■ **Exercise requirements**: Whenever the word "Google" shows up in a line of the data, copy that line.
**** Information given
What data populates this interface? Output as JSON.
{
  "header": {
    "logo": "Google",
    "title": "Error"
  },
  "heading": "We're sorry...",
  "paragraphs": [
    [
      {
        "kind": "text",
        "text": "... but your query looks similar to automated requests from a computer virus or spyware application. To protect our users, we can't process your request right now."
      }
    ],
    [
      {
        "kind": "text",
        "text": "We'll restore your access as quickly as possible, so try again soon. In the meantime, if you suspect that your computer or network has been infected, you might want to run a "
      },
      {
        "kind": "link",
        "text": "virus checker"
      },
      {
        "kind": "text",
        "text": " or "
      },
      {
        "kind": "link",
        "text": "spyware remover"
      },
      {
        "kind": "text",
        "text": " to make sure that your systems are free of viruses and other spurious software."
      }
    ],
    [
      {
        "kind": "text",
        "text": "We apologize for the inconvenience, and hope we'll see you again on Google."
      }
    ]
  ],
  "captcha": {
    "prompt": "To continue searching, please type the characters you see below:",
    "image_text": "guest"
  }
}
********
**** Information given
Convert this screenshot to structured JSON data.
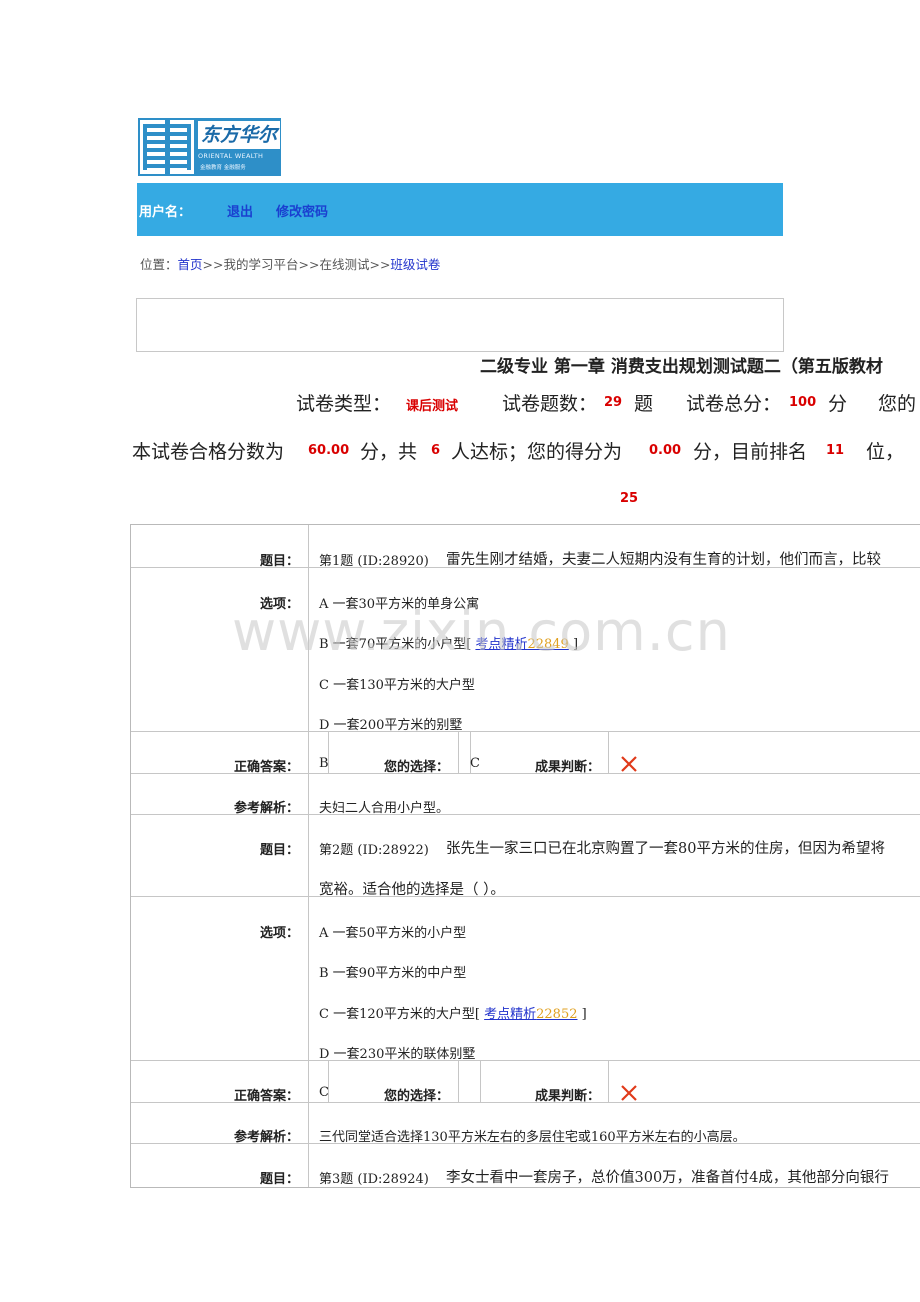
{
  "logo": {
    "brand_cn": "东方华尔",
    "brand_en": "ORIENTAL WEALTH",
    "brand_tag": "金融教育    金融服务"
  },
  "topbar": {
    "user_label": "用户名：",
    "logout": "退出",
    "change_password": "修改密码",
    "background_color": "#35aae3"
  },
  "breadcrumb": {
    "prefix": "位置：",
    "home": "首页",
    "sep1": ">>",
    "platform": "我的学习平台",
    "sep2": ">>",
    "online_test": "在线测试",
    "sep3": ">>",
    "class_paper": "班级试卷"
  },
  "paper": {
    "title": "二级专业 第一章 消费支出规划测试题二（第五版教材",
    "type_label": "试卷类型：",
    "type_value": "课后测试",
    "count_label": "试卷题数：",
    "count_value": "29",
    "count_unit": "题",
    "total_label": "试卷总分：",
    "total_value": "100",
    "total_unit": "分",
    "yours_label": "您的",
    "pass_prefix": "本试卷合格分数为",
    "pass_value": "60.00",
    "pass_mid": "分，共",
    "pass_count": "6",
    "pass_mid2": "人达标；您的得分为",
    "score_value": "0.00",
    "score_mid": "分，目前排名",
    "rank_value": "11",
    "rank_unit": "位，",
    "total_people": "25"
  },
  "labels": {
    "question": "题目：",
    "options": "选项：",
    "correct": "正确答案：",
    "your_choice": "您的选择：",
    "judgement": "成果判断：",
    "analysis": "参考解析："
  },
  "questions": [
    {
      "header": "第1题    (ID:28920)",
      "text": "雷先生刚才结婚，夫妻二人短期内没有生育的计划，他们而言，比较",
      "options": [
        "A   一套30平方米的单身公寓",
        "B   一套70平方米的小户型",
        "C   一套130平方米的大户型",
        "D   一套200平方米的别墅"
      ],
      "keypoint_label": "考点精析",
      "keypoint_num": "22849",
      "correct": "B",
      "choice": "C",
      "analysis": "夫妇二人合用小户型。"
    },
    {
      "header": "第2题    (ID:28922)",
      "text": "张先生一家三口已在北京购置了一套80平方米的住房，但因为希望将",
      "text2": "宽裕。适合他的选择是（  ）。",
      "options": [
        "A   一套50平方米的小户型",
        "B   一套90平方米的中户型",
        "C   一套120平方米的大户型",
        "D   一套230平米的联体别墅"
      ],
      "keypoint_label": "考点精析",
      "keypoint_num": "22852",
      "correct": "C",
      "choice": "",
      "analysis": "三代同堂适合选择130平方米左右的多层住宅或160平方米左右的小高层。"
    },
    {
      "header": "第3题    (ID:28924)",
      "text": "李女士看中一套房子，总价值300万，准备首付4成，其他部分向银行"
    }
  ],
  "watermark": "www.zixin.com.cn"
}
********
■ **Answer space**:
    "logo": "Google",
        "text": "We apologize for the inconvenience, and hope we'll see you again on Google."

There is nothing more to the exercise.